Julian Carter is a queer theorist and critical historian whose work focuses on normativity, embodiment and the construction of identity.
He is the author of The Heart of Whiteness: Normal Sexuality and Race in America, 1890–1940 (Duke University Press, 2007). The book uses sex advice writing and other vintage pop-cultural sources to show how the concept of “normality” combines ideas about heterosexuality and whiteness in a way that makes it difficult for white, straight people to perceive the specificity of their subject-positions. Recent essays address lesbian pulp fiction and the politics of disidentification; the racial imaginary of early gay and lesbian historical writing; and the theoretical as well as social boundaries on lesbian identity, for which he earned a citation in the Stanford Encyclopedia of Philosophy. Currently he is working on a phenomenological account of the “wrong body” experience filtered through contemporary dance performance.

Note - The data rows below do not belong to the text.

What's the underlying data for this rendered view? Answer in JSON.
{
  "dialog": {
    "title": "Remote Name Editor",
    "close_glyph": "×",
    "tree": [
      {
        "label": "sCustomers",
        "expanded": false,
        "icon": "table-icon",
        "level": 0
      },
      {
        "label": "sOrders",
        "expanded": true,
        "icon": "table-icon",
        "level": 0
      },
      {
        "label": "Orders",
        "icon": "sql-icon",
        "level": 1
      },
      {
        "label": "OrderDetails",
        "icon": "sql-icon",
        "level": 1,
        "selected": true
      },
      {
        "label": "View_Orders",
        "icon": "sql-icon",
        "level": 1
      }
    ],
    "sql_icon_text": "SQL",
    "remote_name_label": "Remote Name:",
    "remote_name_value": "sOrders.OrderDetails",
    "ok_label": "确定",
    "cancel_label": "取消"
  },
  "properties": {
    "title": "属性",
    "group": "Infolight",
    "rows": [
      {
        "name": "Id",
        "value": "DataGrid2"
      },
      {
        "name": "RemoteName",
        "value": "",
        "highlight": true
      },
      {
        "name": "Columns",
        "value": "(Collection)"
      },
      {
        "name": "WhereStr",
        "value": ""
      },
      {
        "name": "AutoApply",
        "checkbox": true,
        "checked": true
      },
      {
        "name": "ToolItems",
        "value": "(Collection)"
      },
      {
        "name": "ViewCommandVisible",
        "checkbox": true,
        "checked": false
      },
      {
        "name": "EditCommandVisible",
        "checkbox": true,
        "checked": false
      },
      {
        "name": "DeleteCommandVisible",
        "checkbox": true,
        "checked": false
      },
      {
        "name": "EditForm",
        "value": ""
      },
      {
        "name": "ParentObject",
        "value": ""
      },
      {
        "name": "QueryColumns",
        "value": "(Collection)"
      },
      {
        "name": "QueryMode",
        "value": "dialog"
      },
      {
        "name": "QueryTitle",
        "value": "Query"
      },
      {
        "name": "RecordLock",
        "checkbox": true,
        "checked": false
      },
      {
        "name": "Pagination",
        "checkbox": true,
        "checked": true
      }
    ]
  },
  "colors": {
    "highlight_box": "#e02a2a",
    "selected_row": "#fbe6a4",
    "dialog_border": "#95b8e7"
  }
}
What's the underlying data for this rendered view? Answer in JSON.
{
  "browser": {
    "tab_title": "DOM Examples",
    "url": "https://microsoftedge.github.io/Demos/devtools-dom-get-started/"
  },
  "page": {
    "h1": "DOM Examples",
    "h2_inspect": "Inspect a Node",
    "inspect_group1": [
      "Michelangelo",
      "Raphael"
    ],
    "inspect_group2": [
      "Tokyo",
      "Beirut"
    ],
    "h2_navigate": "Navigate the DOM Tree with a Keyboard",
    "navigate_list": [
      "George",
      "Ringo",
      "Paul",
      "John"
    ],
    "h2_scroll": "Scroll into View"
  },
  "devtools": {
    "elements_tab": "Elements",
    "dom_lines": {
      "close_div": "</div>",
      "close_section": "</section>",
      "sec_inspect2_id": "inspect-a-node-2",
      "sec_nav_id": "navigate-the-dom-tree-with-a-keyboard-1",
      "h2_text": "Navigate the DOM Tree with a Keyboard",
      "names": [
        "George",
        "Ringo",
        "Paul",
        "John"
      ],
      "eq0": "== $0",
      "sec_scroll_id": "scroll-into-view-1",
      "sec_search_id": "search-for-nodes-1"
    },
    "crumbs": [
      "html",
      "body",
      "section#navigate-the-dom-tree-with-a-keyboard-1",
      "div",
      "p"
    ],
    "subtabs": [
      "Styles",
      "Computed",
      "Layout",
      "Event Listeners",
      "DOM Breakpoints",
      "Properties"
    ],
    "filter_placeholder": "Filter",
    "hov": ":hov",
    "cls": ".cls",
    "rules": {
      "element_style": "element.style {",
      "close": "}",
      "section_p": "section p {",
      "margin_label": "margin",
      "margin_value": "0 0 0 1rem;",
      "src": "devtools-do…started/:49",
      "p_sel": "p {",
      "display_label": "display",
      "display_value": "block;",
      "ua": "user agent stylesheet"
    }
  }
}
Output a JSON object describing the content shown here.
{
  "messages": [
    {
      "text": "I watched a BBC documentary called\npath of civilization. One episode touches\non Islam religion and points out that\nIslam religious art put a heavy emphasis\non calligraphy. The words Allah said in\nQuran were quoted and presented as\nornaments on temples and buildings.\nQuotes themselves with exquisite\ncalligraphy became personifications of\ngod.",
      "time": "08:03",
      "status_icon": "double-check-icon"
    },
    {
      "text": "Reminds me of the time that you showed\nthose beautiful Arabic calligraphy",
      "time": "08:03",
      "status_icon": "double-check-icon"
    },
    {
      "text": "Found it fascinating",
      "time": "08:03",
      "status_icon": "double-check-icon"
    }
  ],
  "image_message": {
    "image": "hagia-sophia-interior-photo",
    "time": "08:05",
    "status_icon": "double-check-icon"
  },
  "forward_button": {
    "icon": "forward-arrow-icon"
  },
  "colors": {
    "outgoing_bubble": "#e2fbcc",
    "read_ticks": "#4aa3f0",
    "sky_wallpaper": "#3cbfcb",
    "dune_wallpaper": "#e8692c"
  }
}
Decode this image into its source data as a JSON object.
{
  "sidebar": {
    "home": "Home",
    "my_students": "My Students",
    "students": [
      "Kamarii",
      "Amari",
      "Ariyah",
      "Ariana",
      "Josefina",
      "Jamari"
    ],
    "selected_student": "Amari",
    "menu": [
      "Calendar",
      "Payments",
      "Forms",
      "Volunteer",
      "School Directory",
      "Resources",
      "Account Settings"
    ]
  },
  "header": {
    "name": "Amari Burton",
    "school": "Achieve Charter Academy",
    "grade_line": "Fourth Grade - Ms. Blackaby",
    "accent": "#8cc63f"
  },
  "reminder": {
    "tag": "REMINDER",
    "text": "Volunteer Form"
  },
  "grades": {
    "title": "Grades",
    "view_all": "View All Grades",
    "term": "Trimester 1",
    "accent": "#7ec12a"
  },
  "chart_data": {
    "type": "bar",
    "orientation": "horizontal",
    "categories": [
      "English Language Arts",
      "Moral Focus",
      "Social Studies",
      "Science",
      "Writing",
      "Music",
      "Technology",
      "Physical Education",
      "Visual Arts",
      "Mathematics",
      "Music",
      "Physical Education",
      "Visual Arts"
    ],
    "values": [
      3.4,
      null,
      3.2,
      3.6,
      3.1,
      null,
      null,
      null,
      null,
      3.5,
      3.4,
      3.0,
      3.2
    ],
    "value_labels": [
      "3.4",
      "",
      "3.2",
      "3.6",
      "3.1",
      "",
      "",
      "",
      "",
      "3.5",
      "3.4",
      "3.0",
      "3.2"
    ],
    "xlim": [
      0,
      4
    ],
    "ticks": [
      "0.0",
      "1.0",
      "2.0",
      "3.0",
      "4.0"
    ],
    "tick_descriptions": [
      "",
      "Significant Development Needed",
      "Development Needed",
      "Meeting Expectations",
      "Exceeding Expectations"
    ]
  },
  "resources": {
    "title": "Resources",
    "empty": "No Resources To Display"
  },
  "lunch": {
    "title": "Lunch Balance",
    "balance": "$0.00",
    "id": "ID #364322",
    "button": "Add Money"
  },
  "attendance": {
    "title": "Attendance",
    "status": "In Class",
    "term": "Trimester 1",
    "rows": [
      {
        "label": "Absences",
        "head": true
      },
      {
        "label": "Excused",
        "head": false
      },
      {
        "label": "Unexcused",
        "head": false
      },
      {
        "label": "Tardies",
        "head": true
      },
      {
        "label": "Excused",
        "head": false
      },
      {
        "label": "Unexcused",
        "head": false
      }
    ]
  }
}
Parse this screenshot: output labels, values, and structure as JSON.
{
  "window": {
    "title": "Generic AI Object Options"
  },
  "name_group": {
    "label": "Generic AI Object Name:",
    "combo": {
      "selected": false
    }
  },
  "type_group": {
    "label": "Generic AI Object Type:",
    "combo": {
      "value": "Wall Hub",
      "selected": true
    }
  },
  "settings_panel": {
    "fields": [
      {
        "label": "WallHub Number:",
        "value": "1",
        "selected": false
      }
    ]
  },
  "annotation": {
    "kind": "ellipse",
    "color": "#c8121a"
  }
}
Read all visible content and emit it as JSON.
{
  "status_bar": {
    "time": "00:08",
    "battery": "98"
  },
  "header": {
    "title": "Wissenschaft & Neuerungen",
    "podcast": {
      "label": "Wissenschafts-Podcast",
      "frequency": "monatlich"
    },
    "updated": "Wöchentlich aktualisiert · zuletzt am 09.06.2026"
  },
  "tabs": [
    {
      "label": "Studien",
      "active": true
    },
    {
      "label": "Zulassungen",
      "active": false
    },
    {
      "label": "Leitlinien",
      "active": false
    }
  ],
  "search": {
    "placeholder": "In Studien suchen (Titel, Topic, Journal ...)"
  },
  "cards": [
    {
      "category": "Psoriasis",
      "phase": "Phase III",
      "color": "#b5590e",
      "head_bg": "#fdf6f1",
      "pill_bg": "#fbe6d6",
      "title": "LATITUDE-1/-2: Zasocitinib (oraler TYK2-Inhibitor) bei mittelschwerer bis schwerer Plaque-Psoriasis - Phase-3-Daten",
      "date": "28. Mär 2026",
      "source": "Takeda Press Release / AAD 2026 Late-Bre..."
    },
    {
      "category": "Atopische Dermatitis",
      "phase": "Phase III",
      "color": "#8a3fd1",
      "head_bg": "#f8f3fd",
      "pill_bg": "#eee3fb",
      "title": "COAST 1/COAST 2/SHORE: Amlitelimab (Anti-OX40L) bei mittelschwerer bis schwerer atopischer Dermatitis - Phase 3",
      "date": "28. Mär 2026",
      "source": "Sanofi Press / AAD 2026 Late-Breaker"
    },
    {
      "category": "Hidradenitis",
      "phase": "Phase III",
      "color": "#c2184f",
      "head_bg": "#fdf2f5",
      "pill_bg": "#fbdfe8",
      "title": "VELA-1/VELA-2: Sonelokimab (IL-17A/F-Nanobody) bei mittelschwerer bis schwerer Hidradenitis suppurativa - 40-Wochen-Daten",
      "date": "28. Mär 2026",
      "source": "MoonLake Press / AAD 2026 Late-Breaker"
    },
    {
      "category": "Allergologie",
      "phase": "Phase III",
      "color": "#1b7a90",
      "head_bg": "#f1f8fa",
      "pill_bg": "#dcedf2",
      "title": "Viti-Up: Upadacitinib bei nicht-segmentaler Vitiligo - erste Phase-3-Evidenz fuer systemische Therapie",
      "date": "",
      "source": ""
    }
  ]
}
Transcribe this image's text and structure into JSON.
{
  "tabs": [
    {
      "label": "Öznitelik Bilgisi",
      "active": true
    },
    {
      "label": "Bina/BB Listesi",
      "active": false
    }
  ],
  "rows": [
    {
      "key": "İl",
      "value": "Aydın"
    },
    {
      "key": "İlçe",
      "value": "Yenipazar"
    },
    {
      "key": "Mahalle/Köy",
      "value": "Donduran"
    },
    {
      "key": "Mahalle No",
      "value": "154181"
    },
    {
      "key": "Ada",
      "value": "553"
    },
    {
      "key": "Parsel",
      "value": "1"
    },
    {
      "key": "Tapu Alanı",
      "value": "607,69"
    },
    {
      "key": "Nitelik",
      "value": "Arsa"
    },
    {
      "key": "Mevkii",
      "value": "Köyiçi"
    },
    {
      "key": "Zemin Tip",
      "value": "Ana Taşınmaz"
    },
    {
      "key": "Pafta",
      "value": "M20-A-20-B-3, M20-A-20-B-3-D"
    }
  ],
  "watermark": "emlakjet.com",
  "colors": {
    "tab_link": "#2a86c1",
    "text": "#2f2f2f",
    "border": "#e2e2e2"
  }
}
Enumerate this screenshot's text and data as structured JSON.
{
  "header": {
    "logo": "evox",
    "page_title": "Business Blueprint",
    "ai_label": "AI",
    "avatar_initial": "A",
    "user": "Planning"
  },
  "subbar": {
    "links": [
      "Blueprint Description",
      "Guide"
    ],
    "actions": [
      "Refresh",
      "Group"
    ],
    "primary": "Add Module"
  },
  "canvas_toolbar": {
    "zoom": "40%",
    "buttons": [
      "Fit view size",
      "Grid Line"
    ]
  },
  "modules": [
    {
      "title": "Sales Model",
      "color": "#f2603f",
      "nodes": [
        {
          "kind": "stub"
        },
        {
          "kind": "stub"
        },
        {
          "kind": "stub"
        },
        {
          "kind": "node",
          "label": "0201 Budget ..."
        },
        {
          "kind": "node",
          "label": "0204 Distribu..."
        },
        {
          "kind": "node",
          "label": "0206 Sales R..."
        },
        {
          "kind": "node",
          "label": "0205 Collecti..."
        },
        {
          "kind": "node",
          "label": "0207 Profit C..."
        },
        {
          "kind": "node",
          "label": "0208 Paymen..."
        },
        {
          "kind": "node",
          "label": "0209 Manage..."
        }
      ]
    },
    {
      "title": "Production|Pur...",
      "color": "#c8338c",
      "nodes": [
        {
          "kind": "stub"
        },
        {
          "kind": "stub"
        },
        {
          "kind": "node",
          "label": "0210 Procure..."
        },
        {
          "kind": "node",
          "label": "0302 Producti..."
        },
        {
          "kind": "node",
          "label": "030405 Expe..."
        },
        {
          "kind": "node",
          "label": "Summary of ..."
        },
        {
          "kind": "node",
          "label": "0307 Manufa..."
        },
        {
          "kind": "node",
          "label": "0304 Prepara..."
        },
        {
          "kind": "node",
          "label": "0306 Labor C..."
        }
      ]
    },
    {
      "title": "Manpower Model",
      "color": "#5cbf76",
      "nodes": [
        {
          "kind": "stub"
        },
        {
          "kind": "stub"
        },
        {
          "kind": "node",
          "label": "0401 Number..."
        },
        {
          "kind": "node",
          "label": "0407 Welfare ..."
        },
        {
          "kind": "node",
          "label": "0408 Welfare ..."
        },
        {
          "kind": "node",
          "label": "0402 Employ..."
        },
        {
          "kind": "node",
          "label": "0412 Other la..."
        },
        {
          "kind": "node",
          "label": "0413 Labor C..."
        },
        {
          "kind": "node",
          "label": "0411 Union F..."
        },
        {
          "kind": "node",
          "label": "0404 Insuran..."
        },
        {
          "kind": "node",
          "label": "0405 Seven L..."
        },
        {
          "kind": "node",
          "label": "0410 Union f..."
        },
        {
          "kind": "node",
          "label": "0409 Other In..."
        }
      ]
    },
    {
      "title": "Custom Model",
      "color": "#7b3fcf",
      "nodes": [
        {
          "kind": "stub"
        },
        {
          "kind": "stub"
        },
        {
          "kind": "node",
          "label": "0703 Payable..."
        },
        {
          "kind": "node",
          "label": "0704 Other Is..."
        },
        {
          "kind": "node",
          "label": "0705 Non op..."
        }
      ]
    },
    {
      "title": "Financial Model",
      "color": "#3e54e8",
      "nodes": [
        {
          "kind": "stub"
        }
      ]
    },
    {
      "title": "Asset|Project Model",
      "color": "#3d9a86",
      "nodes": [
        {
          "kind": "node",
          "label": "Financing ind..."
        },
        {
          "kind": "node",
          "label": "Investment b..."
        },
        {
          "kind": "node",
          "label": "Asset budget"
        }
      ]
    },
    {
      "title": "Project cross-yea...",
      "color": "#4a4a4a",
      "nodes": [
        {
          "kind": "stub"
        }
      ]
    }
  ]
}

Before coming to CCA in 2006, Julian taught at Stanford and New York University. He sits on the editorial board of the new Trans Studies Quarterly and the governing board of the international Committee on LGBT History. Major academic honors include the Ida B. Wells Prize of the American Historical Association’s Committee on Women in the Historical Profession and an American Fellowship from the American Association of University Women.
AB, Bryn Mawr, MA, PhD, University of California, Irvine.